- _Exercise instructions_: Please filter the entries and return only the lines that include "człowiek".

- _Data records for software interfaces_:
***
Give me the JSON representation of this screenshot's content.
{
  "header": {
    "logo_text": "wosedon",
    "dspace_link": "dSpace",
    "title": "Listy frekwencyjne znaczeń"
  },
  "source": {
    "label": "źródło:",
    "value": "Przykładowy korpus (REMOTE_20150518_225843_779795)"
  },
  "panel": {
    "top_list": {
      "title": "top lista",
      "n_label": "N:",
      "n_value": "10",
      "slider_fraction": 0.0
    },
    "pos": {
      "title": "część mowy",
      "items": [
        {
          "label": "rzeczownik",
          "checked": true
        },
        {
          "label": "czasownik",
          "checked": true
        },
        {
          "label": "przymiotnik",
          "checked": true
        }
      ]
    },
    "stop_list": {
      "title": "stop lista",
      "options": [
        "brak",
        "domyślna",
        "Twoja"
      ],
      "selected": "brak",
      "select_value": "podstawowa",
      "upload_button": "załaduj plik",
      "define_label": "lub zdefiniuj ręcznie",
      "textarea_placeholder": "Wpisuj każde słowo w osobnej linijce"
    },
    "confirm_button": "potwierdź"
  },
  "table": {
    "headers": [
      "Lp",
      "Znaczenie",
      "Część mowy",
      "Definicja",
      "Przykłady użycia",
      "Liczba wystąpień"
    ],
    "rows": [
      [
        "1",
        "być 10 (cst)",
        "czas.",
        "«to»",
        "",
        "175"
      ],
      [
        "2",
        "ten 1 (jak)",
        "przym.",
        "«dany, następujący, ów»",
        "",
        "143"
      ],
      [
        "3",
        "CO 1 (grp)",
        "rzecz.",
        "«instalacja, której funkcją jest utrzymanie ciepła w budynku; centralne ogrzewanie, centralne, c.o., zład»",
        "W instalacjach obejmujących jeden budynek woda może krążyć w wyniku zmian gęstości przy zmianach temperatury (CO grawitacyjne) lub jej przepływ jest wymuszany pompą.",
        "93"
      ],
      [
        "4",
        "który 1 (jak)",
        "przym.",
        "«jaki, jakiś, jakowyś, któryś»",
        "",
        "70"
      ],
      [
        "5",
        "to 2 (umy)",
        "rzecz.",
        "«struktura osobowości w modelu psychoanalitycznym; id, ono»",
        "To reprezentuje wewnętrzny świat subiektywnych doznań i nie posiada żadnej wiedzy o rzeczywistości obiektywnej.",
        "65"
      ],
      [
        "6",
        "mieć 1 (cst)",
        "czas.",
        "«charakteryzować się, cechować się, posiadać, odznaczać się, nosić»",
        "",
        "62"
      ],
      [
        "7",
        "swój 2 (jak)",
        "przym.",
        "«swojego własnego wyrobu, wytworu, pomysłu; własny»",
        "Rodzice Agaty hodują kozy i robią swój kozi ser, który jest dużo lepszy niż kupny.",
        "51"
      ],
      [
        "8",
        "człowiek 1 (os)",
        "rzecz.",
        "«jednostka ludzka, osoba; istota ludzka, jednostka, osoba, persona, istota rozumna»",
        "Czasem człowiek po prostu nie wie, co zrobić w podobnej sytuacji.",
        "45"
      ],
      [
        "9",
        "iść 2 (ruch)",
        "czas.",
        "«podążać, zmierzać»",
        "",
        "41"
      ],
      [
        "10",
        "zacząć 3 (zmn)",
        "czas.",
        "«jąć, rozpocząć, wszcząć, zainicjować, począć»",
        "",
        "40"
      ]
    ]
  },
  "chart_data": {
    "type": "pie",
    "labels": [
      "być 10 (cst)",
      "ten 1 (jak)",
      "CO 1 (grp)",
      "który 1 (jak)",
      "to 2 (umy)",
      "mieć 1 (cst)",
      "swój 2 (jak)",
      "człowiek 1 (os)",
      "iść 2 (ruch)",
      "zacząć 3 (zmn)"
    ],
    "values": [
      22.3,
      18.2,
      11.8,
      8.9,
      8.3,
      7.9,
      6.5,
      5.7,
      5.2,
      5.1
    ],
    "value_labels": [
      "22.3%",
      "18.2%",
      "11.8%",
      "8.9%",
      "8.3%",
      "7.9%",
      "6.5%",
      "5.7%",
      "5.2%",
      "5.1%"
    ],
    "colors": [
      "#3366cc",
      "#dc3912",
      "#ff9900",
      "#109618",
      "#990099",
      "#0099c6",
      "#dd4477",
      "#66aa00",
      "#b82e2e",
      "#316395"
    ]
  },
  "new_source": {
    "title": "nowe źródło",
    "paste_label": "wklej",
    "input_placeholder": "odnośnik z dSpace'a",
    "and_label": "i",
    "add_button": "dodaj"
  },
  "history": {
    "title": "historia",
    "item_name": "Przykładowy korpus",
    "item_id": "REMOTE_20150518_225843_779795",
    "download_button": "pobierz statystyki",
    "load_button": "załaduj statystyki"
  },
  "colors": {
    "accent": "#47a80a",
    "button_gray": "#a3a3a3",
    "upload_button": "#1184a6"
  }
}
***
- _Answer to this task_:
        "człowiek 1 (os)",
        "Czasem człowiek po prostu nie wie, co zrobić w podobnej sytuacji.",
      "człowiek 1 (os)",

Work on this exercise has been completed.